At first Ellen Daeo thought it was just “uncomfortable indigestion.” She’d had barbecue the night before at her son’s game in Joplin, Missouri before driving home to Omaha. She popped some antacids and waited for the discomfort to go away.
It didn’t. “I never got to feeling better,” she said.
So Deao drove to the emergency department at Alegent Creighton Health Bergan Mercy Medical Center, something she admits now she shouldn’t have done. She should have called 911. She was having a heart attack.
At Bergan Mercy, she was rushed to the cardiac catheterization lab, where a specialized cardiologist and a team of cardiovascular nurses and technicians performed an angioplasty, a non-surgical procedure to open blocked heart arteries. “It happened so fast I had little time to process it or have a reaction,” she said.
Physicians placed a stent , a small metal mesh tube, to hold open her artery. But her interventional cardiologist, Ruby Satpathy, M.D., determined she needed more—so Deao underwent a quintuple bypass.
Deao described herself as “overweight and active” at the time of her heart attack. There was also a family history of heart problems--her father had his first heart attack when he was 39. “I came out of the heart attack knowing I had to lose weight,” she said. But she didn’t set a goal for the scale. “I just said, ‘My body will know.’”
Deao began cardiac rehabilitation at Alegent Creighton Health Lakeside Hospital and met with a dietician. “They were my motivators,” she said. “I was beating myself up and they told me, ‘Don’t live your life in the rearview mirror.” The cardiac team also emphasized—“lifestyle changes,”—instead of a diet.
”They were great with giving me information to help me and they were amazingly encouraging,” she said. The pounds started to fall off. Deao started with 30 minutes a day of activity at cardiac rehab and she kept walking outside of rehab. Her two-and-a-half mile walks every day progressed to four-mile runs. Now she’s up to four to six miles every single day.
In the months after her heart attack, Deao learned portion control. She ate lots of fruits and vegetables. “I didn’t deprive myself of anything,” she said. “Especially foods I love.” She still ate cookies—but just one. She still baked at home, but then gave it away. She had a few bites of dessert when she was out to dinner but then “it stayed at the restaurant.” She ate nuts but counted them. She watched her sodium intake and learned how to replace salt with healthy seasonings.

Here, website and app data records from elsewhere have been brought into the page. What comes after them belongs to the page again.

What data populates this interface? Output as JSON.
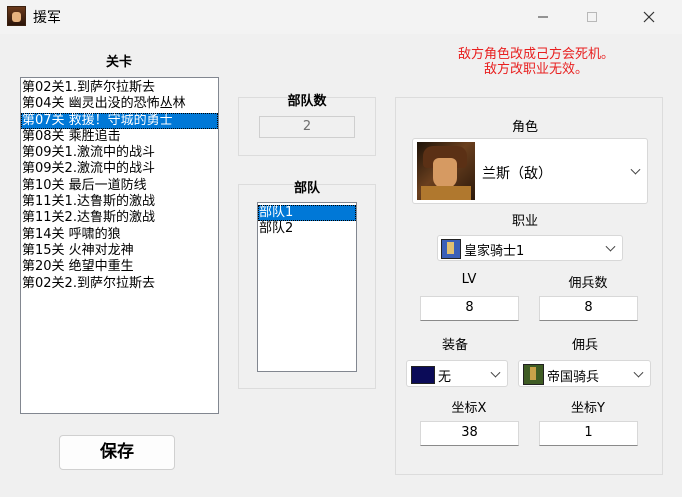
{
  "window": {
    "title": "援军",
    "minimize_icon": "minimize-icon",
    "maximize_icon": "maximize-icon",
    "close_icon": "close-icon"
  },
  "levels": {
    "header": "关卡",
    "items": [
      "第02关1.到萨尔拉斯去",
      "第04关 幽灵出没的恐怖丛林",
      "第07关 救援！守城的勇士",
      "第08关 乘胜追击",
      "第09关1.激流中的战斗",
      "第09关2.激流中的战斗",
      "第10关 最后一道防线",
      "第11关1.达鲁斯的激战",
      "第11关2.达鲁斯的激战",
      "第14关 呼啸的狼",
      "第15关 火神对龙神",
      "第20关 绝望中重生",
      "第02关2.到萨尔拉斯去"
    ],
    "selected_index": 2
  },
  "save_button": "保存",
  "troop_count": {
    "label": "部队数",
    "value": "2"
  },
  "troops": {
    "label": "部队",
    "items": [
      "部队1",
      "部队2"
    ],
    "selected_index": 0
  },
  "warning": {
    "line1": "敌方角色改成己方会死机。",
    "line2": "敌方改职业无效。"
  },
  "editor": {
    "role_label": "角色",
    "role_value": "兰斯（敌）",
    "job_label": "职业",
    "job_value": "皇家骑士1",
    "lv_label": "LV",
    "lv_value": "8",
    "merc_count_label": "佣兵数",
    "merc_count_value": "8",
    "equip_label": "装备",
    "equip_value": "无",
    "merc_label": "佣兵",
    "merc_value": "帝国骑兵",
    "x_label": "坐标X",
    "x_value": "38",
    "y_label": "坐标Y",
    "y_value": "1"
  },
  "colors": {
    "warning": "#e81f1f",
    "selection": "#0078d7",
    "equip_swatch": "#0b0b58"
  }
}
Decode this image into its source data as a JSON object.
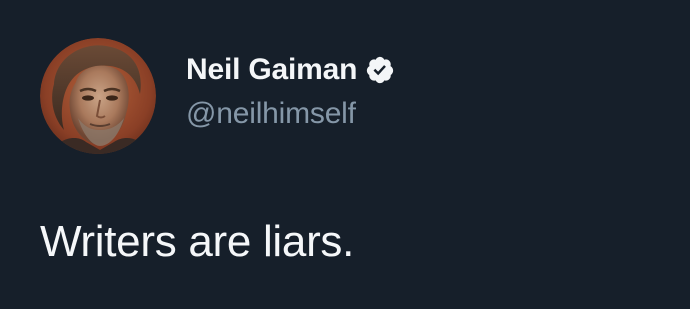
{
  "tweet": {
    "author": {
      "display_name": "Neil Gaiman",
      "handle": "@neilhimself",
      "verified": true,
      "verified_icon": "verified-badge-icon",
      "avatar_icon": "profile-portrait"
    },
    "text": "Writers are liars."
  },
  "colors": {
    "background": "#161f2a",
    "name": "#f4f6f8",
    "handle": "#8597a8",
    "text": "#f5f7f9",
    "badge": "#f4f6f8"
  }
}
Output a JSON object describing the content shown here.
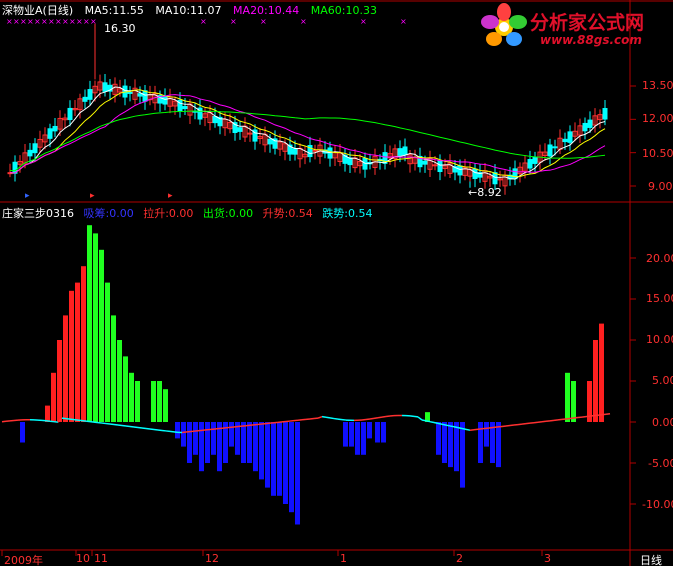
{
  "header": {
    "stock": "深物业A(日线)",
    "ma5": "MA5:11.55",
    "ma10": "MA10:11.07",
    "ma20": "MA20:10.44",
    "ma60": "MA60:10.33"
  },
  "indicator_header": {
    "name": "庄家三步0316",
    "xishou": "吸筹:0.00",
    "lasheng": "拉升:0.00",
    "chuhuo": "出货:0.00",
    "shengshi": "升势:0.54",
    "dieshi": "跌势:0.54"
  },
  "logo": {
    "title": "分析家公式网",
    "url": "www.88gs.com"
  },
  "annotations": {
    "high": "16.30",
    "low": "←8.92"
  },
  "price_axis": [
    "13.50",
    "12.00",
    "10.50",
    "9.00"
  ],
  "ind_axis": [
    "20.00",
    "15.00",
    "10.00",
    "5.00",
    "0.00",
    "-5.00",
    "-10.00"
  ],
  "date_axis": [
    "2009年",
    "10",
    "11",
    "12",
    "1",
    "2",
    "3"
  ],
  "period_label": "日线",
  "colors": {
    "up": "#ff3030",
    "down": "#00ffff",
    "ma5": "#ffffff",
    "ma10": "#ffff00",
    "ma20": "#ff00ff",
    "ma60": "#00ff00",
    "grid": "#8b0000",
    "red_bar": "#ff2020",
    "green_bar": "#20ff20",
    "blue_bar": "#1010ff"
  },
  "chart_data": [
    {
      "type": "candlestick",
      "title": "深物业A(日线)",
      "ylim": [
        8.5,
        17
      ],
      "annotations": {
        "high": 16.3,
        "low": 8.92
      },
      "ma5_label": 11.55,
      "ma10_label": 11.07,
      "ma20_label": 10.44,
      "ma60_label": 10.33
    },
    {
      "type": "bar",
      "title": "庄家三步0316",
      "ylim": [
        -14,
        25
      ],
      "series": [
        {
          "name": "拉升",
          "color": "red",
          "values": [
            0,
            0,
            0,
            0,
            0,
            0,
            0,
            0,
            0,
            0,
            2,
            6,
            10,
            13,
            16,
            17,
            19,
            21,
            22,
            24
          ]
        },
        {
          "name": "吸筹",
          "color": "green",
          "values": [
            25,
            23,
            21,
            17,
            13,
            10,
            8,
            6,
            5,
            5,
            6,
            5,
            4,
            0,
            0,
            0,
            0,
            0,
            0,
            0
          ]
        },
        {
          "name": "出货",
          "color": "blue",
          "values": [
            -1,
            -2,
            -3,
            -4,
            -5,
            -5,
            -6,
            -5,
            -4,
            -3,
            -4,
            -5,
            -6,
            -7,
            -8,
            -9,
            -10,
            -11,
            -12,
            -13
          ]
        }
      ]
    }
  ]
}
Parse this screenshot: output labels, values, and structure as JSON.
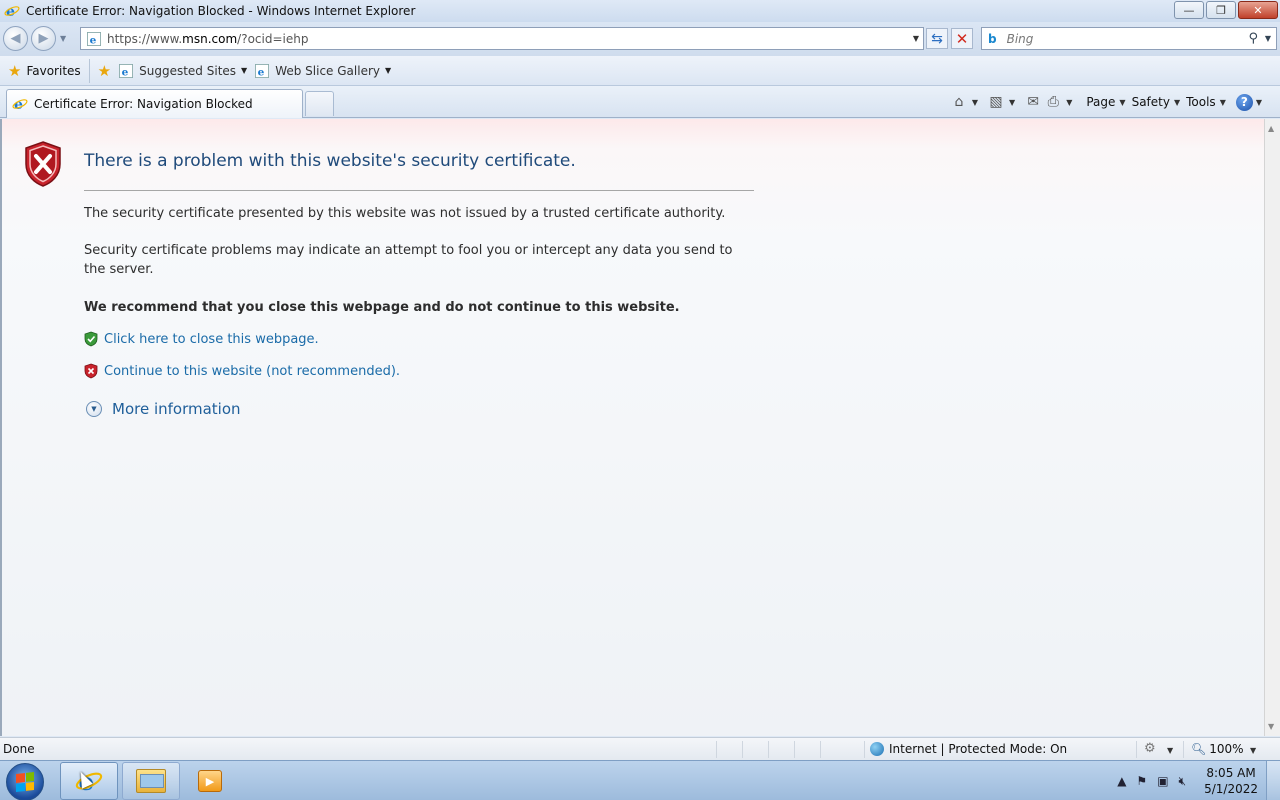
{
  "window": {
    "title": "Certificate Error: Navigation Blocked - Windows Internet Explorer",
    "controls": {
      "minimize": "—",
      "restore": "❐",
      "close": "✕"
    }
  },
  "navigation": {
    "back_glyph": "◀",
    "forward_glyph": "▶",
    "address_prefix": "https://www.",
    "address_host": "msn.com",
    "address_suffix": "/?ocid=iehp",
    "search_brand": "b",
    "search_placeholder": "Bing",
    "search_glyph": "⚲"
  },
  "favorites_bar": {
    "favorites_label": "Favorites",
    "links": [
      {
        "label": "Suggested Sites"
      },
      {
        "label": "Web Slice Gallery"
      }
    ]
  },
  "tabs": {
    "active_label": "Certificate Error: Navigation Blocked"
  },
  "command_bar": {
    "icons": [
      "home-icon",
      "feeds-icon",
      "read-mail-icon",
      "print-icon"
    ],
    "menus": [
      {
        "label": "Page"
      },
      {
        "label": "Safety"
      },
      {
        "label": "Tools"
      }
    ],
    "help_glyph": "?"
  },
  "error_page": {
    "heading": "There is a problem with this website's security certificate.",
    "para1": "The security certificate presented by this website was not issued by a trusted certificate authority.",
    "para2": "Security certificate problems may indicate an attempt to fool you or intercept any data you send to the server.",
    "recommendation": "We recommend that you close this webpage and do not continue to this website.",
    "close_link": "Click here to close this webpage.",
    "continue_link": "Continue to this website (not recommended).",
    "more_info": "More information",
    "colors": {
      "heading": "#1f4a7a",
      "link": "#1a6ba8",
      "shield_red": "#c8232c",
      "shield_green": "#3a9a3a"
    }
  },
  "status_bar": {
    "status": "Done",
    "zone": "Internet | Protected Mode: On",
    "zoom": "100%"
  },
  "taskbar": {
    "apps": [
      "internet-explorer",
      "windows-explorer",
      "media-player"
    ],
    "tray_arrow": "▲",
    "time": "8:05 AM",
    "date": "5/1/2022"
  }
}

She lost 150 pounds.
Three years after her heart attack—Deao’s weight is holding steady. “I’m always concerned about going back,” she said. “It’s too easy to let yourself slide.”
Her advice to anyone who wants to lose weight or become healthier: Commit to change. Believe you can do it. Don’t look in the rearview mirror. Don’t make long range goals, just focus on another day of healthy eating.
And get a good support group. Her husband, four children and co-workers at Alegent Creighton University Medical Center, where she’s worked for 33 years and is currently the interim operations director for information technology, supported her throughout her weight loss . “The joke up here was ‘bring the treats,’” she said. “’And bring the broccoli for Ellen.’”